The Red-throated Diver population on Arran is one of the most southerly in Scotland.
The Barn Owl population on Arran has been greatly helped in recent years through co-operation between people and organisations on the island. Drums from a local company, “Arran Aromatics”, have provided additional nest sites. These were put in place by the Wildlife Officer of the Forestry Commission, and the nest sites have been monitored by the local bird ringer. This breeding Barn Owl scheme is being successful, with young birds from Arran nest sites being found in Campbeltown and Skye.
Arran is internationally important for Hen Harrier. In the article in “British Birds”, Argyll, Bute and Arran were reported to have one hundred and eleven occupied breeding territories, with forty-nine territories fledging young. This is considerably more than the whole of England and Wales put together. In other parts of Scotland, Orkney had thirty-three territories that fledged young, the Outer Hebrides thirty-two, and the rest of Scotland sixty-one.
This data is collected by dedicated individuals including members of the Scottish Raptor Group who are licensed to do the job.
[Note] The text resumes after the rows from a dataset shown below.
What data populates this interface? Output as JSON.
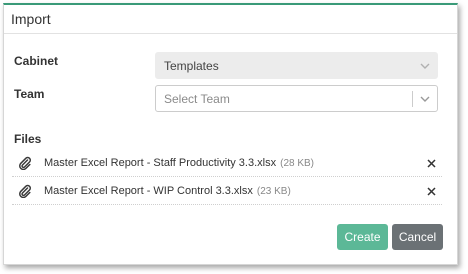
{
  "dialog": {
    "title": "Import"
  },
  "form": {
    "cabinet_label": "Cabinet",
    "cabinet_value": "Templates",
    "team_label": "Team",
    "team_placeholder": "Select Team",
    "files_label": "Files"
  },
  "files": [
    {
      "name": "Master Excel Report - Staff Productivity 3.3.xlsx",
      "size": "(28 KB)"
    },
    {
      "name": "Master Excel Report - WIP Control 3.3.xlsx",
      "size": "(23 KB)"
    }
  ],
  "buttons": {
    "create": "Create",
    "cancel": "Cancel"
  },
  "colors": {
    "accent": "#3a9a78",
    "create": "#5cb897",
    "cancel": "#6b7175"
  },
  "icons": {
    "file": "paperclip-icon",
    "remove": "close-icon",
    "dropdown": "chevron-down-icon"
  }
}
As well as having data on the rare breeding birds, it is important to maintain records on our common breeding birds on Arran. This is something that everyone with an interest in birds can help with. Please keep an eye out for signs of breeding in our common birds. This does not require hunting for nests with possible disturbance of the birds, but looking for signs of breeding, for example adult birds carrying food or faecal sacs, birds entering nest sites or fledged young being fed by adult birds. All records sent to me will not only contribute to the Arran Bird Report but will be forwarded to the Bird Atlas Project 2007- 2011 mapping Britain and Ireland’s birds. http://www.bto.org/birdatlas/